The Potential of the Forest Extractive Economy for Biodiversity Conservation and Sustainable Land Use in Colonization Areas: A Regional Household Study of the SANREM CRSP Micro-Region, Ecuador
FLASCO; University of Georgia
Jorge Recharte; Susan Poats
The community self-diagnosis during the PLLA process in the SANREM CRSP microregion underlined the importance of forest resources for farm family livelihoods. “The forest extractive economy” refers to the current recognition of the potential of non-timber products as an economically viable, socially equitable, and ecologically sound alternative to the exploitation of forested tropical areas. The range of products that have been documented as extracted from tropical forests is staggering. In most cases, these products have both exchange and use value for the extracting households. Colonizers-such as those near the Nanegal microregion-engage in processes which lead to quick degradation of the landscape. Although agriculture is the base of the economy, forest extraction typically subsidizes farm expansion which, more often than not, leads to household economic decline. Understanding the regional and household perspectives is essential and, in conjunction with, the study of the forest extractive economy will provide key background knowledge to support practical experimentation and community organization.

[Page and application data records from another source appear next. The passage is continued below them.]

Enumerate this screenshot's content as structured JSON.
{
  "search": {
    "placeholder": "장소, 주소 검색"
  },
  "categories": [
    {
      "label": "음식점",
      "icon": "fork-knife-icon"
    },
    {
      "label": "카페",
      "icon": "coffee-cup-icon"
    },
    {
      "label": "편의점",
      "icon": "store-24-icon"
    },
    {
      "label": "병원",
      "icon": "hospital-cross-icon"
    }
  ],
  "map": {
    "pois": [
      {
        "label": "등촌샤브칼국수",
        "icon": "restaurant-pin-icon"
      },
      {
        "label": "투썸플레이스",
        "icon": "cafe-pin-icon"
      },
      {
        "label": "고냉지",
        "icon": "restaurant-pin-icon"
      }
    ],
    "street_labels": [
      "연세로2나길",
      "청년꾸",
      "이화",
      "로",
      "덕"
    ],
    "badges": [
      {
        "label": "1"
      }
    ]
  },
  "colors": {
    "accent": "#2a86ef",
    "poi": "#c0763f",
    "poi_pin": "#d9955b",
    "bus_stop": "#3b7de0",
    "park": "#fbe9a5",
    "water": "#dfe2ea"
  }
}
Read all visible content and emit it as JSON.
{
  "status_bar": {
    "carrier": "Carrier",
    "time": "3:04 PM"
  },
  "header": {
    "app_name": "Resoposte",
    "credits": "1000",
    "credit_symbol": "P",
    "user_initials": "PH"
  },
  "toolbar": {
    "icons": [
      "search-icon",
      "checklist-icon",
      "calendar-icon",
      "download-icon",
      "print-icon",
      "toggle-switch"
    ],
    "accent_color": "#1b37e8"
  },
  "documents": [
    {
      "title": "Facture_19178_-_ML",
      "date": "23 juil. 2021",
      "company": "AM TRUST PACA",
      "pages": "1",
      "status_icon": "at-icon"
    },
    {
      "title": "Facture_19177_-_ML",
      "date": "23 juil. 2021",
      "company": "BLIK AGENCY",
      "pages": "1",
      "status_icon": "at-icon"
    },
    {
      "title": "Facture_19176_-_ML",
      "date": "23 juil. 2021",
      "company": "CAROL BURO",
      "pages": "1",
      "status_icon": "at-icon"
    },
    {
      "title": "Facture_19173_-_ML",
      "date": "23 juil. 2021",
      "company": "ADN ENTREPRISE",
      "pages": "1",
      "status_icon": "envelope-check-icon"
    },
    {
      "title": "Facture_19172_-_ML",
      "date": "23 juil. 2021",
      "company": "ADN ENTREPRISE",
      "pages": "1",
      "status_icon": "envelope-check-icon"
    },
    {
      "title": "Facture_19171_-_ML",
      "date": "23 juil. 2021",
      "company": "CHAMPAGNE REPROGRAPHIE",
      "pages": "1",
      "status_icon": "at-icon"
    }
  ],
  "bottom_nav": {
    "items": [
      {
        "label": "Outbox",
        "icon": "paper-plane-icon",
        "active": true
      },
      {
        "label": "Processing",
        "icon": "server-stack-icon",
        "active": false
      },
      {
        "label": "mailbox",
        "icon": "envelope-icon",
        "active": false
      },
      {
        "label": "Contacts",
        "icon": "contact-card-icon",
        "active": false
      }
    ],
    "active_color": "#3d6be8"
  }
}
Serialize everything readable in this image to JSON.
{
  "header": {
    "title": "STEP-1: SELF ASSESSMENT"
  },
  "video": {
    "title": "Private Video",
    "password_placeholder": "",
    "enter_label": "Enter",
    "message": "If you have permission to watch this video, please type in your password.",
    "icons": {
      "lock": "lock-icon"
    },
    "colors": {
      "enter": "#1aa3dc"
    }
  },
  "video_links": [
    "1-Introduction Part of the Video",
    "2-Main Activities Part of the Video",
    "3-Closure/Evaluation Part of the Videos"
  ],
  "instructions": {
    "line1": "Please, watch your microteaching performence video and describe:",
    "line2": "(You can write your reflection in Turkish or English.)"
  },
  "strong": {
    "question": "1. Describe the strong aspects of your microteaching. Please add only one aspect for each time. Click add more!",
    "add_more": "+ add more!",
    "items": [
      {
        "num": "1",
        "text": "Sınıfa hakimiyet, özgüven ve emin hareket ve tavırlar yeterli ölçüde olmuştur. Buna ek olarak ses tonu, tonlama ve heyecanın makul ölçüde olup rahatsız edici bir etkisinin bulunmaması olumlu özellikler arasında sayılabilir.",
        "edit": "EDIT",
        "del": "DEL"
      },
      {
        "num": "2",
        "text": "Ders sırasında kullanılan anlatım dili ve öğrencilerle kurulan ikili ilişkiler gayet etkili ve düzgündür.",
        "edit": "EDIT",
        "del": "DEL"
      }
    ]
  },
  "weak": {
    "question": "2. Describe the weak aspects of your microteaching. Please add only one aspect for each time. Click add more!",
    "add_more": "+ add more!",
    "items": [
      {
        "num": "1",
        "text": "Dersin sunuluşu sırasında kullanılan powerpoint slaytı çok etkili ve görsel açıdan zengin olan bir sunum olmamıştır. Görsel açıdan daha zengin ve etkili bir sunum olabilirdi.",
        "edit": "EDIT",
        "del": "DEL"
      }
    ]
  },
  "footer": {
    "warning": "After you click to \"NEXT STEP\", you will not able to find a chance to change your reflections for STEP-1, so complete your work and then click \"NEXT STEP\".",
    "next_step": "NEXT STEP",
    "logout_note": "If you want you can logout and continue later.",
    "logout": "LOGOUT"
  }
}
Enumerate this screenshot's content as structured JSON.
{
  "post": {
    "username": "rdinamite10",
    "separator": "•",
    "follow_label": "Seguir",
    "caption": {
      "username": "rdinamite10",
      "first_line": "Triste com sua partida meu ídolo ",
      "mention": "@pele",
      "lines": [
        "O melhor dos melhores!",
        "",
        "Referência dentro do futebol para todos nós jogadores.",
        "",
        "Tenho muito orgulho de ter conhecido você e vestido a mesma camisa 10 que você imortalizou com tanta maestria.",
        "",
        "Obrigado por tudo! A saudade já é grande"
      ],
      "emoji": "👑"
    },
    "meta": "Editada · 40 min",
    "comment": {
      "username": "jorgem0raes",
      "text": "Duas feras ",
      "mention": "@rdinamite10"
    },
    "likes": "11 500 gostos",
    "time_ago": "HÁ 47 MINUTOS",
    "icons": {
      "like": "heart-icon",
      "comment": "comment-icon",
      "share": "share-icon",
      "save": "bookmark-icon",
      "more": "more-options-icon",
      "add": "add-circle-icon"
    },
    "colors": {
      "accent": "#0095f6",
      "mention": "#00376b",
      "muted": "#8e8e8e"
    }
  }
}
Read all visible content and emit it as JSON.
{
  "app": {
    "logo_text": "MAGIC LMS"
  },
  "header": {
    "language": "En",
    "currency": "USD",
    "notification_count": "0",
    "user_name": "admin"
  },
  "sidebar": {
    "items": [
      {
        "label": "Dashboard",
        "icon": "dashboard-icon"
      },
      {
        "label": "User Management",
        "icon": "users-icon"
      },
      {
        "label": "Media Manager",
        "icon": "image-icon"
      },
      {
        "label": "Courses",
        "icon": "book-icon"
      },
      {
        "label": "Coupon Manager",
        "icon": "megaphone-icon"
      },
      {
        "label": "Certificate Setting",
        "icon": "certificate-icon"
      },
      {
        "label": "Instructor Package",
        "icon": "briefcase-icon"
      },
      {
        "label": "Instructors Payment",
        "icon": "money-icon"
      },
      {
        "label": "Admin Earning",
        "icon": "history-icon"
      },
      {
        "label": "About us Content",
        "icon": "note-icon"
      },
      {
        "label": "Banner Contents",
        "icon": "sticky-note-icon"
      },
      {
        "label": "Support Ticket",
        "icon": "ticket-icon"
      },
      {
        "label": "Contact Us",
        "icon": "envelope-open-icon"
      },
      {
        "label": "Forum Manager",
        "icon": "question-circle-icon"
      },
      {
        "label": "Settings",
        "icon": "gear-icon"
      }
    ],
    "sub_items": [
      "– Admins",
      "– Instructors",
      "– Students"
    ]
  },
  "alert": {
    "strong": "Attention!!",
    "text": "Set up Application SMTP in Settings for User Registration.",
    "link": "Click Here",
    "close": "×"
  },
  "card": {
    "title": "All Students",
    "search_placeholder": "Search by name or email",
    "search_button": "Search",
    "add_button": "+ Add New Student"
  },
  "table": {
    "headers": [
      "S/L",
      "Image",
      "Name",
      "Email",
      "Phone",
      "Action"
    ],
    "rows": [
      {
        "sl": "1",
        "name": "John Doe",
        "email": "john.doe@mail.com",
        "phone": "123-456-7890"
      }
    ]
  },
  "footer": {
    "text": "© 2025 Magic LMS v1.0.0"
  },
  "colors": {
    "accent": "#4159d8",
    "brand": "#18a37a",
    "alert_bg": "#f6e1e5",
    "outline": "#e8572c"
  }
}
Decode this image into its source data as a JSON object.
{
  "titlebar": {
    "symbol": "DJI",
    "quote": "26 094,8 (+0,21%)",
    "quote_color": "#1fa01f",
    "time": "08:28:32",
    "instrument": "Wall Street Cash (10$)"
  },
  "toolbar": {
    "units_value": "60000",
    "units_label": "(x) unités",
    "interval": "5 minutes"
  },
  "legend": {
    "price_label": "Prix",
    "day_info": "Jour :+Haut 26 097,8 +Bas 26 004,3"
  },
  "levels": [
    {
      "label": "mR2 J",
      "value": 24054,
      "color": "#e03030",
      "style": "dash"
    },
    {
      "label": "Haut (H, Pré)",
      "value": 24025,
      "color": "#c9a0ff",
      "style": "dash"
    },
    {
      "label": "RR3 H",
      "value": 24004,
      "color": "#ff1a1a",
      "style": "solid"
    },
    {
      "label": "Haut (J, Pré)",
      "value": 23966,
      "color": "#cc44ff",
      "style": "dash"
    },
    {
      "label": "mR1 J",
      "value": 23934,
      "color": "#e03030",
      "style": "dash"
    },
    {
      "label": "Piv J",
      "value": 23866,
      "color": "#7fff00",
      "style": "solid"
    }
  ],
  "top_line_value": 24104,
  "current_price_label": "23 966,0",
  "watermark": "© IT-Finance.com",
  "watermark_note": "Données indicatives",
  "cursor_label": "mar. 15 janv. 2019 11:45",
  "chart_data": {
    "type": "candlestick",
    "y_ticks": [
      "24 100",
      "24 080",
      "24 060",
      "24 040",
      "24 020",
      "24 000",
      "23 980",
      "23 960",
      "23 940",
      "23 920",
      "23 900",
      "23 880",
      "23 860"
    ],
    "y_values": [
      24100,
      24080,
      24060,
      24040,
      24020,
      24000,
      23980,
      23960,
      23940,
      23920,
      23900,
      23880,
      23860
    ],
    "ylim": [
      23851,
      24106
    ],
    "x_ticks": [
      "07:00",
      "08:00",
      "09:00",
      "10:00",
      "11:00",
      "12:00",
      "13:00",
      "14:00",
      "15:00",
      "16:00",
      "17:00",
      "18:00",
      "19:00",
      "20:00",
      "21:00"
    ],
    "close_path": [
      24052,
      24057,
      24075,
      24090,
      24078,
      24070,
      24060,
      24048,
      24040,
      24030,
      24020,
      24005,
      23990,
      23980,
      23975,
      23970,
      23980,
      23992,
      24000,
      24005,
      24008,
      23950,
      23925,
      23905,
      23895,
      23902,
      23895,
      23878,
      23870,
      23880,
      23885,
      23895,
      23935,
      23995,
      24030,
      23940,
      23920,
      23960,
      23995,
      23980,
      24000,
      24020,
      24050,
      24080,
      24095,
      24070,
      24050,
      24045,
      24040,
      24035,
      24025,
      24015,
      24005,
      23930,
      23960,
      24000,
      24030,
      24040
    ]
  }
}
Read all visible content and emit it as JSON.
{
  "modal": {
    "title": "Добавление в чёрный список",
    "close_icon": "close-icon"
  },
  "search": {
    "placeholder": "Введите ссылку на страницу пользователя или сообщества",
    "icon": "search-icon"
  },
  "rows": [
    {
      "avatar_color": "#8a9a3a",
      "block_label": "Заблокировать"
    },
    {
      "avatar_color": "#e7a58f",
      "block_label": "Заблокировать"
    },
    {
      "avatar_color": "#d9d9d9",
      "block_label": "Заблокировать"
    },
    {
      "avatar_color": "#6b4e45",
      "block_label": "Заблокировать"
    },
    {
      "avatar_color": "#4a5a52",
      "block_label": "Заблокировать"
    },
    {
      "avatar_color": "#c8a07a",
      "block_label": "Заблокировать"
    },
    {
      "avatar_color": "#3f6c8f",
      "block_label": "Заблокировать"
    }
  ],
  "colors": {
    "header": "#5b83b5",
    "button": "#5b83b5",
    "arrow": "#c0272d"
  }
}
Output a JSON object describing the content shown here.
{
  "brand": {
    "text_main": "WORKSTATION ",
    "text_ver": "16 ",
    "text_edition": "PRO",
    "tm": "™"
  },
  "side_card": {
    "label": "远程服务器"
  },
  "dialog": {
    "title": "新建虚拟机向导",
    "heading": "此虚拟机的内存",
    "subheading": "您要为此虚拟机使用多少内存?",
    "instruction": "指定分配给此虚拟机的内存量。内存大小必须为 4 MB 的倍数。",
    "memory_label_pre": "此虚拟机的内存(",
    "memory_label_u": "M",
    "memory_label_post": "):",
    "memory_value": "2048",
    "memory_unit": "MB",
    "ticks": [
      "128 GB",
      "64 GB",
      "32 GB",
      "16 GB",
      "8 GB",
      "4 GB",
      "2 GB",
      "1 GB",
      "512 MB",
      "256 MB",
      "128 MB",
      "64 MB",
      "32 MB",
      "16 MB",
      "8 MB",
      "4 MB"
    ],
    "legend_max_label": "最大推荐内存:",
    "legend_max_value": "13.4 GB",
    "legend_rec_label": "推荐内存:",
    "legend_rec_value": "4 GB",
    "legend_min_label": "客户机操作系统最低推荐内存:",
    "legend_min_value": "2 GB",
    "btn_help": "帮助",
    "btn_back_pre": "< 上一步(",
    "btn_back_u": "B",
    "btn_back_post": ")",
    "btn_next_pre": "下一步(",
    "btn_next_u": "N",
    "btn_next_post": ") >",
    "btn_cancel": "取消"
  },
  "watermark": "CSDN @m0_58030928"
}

1. To obtain a diagnostic or a panoramic view of the use of forest resources by the area's inhabitants. 2. To gather the historical context of the mountain by means of statistical analyses and the oral memory of the population, taking into account gender and generational categories. 3.To gain an understanding of the economic and social contexts of mountain use, especially in relation to the circulation of products (wood, fire wood, fence poles, rattan for handicrafts) and in relation to the forest zone and agropastoral production. To understand these relationships, it is necessary to take into account the interrelationships between families, the forest products exchange networks, resource access and control, gender relationships, and peasant representations of the mountain and its products. 4. To train groups of youth from the four communities in participatory research techniques to bring them into the investigation of the relationships between the inhabitants and the mountain. 5.Analyze the policies (laws and regulations) pertaining to mountain areas and/or bordering on ecological reserves.